[[ ENTRIES SHOWN, beginning ]]
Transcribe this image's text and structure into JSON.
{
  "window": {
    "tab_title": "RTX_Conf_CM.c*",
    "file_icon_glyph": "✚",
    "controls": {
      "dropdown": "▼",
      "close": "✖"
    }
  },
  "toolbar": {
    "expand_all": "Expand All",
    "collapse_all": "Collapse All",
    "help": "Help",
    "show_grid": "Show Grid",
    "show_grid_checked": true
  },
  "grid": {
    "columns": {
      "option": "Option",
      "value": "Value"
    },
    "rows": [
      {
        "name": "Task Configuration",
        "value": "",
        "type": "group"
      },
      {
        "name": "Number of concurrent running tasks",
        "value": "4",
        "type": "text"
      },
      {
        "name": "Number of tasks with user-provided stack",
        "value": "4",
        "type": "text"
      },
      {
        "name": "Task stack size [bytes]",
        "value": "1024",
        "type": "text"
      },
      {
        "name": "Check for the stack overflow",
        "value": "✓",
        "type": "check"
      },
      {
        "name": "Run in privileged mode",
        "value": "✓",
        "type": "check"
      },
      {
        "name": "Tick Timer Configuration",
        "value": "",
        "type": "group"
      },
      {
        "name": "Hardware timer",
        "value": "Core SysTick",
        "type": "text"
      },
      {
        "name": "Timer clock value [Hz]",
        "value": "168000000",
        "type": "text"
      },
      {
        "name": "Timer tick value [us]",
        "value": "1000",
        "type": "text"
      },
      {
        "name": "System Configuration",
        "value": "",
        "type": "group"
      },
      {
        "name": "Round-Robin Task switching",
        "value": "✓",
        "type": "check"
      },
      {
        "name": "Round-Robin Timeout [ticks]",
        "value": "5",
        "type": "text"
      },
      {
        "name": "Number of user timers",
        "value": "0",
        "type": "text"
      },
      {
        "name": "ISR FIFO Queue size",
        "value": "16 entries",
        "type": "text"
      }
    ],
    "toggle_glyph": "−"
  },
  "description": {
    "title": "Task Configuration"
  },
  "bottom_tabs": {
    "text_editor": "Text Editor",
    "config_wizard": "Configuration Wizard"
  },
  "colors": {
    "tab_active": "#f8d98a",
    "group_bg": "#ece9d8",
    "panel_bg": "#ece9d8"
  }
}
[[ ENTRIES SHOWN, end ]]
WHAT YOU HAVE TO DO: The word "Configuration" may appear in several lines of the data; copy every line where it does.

FINAL ANSWER:
        "name": "Task Configuration",
        "name": "Tick Timer Configuration",
        "name": "System Configuration",
    "title": "Task Configuration"
    "config_wizard": "Configuration Wizard"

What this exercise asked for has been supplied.